-- Work to be completed --
Please copy each line of the records below that holds the word "Phounphonh".

-- Records supplied --
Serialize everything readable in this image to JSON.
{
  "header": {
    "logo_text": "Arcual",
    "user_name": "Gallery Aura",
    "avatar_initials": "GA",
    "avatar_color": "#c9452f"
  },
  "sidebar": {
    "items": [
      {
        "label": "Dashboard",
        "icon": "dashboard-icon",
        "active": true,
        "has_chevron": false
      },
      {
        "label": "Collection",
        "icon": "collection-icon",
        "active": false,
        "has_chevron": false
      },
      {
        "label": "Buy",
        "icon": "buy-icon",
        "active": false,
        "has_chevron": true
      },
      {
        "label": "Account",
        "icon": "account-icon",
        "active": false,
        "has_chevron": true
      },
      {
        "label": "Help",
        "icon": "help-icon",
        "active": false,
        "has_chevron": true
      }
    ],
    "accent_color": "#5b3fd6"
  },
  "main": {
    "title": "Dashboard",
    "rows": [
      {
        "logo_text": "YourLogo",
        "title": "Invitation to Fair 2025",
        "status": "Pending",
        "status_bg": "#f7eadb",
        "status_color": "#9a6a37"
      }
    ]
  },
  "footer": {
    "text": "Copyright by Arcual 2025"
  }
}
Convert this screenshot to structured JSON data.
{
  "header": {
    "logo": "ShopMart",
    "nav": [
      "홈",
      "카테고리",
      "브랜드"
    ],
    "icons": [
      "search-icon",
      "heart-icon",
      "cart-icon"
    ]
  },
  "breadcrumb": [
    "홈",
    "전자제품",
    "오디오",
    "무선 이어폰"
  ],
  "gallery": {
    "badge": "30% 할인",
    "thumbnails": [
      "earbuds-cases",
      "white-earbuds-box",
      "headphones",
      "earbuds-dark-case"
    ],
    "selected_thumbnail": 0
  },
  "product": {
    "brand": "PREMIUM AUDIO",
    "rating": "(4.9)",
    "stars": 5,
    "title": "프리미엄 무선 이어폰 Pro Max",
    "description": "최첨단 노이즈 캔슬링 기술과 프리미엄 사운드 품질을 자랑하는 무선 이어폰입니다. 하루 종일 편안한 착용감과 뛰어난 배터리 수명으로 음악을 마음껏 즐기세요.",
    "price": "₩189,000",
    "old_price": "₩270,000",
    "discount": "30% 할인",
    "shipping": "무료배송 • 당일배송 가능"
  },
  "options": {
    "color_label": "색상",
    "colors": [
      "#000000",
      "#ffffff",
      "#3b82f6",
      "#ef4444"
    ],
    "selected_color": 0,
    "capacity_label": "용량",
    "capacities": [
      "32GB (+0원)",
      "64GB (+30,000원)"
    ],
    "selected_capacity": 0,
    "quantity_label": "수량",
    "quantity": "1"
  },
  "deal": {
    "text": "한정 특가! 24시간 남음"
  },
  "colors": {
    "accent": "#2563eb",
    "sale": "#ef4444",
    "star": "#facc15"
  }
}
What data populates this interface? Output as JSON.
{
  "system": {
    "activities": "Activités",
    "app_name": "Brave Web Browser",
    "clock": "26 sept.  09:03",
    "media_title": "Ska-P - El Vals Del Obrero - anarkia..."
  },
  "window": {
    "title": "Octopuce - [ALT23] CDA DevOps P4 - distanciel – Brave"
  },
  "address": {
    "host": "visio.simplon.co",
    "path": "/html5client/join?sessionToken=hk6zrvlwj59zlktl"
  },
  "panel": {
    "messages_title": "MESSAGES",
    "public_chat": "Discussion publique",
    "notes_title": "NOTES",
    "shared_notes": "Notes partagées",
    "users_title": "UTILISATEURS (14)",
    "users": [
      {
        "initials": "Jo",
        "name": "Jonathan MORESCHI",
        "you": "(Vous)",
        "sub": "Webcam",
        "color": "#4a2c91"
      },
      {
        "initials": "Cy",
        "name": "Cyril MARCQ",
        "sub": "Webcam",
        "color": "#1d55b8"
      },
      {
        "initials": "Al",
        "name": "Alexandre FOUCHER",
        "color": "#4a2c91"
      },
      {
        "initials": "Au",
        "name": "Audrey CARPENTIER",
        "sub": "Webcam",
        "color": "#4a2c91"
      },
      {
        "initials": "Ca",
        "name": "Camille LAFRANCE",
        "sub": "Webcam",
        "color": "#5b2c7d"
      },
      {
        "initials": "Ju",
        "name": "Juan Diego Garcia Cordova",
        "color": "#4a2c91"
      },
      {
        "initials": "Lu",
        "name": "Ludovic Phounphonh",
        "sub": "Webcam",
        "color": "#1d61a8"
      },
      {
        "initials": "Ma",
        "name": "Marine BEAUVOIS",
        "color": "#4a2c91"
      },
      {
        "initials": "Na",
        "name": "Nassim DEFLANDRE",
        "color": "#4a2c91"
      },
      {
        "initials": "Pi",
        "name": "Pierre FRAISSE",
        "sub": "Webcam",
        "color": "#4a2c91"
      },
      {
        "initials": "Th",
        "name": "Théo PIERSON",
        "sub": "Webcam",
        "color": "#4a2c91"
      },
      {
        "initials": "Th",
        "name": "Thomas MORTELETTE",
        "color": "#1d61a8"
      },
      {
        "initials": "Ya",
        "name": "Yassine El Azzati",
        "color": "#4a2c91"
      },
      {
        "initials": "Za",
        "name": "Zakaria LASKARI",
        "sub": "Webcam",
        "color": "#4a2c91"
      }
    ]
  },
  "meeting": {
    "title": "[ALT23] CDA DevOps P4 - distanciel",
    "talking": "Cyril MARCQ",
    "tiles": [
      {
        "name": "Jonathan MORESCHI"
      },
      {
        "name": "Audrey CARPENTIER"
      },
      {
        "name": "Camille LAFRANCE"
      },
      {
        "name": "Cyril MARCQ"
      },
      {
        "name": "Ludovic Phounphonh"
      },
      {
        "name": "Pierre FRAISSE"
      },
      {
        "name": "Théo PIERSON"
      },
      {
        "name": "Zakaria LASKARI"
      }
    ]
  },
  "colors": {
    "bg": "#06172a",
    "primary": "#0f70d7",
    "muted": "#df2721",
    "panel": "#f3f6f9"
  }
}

-- Solution --
        "name": "Ludovic Phounphonh",
        "name": "Ludovic Phounphonh"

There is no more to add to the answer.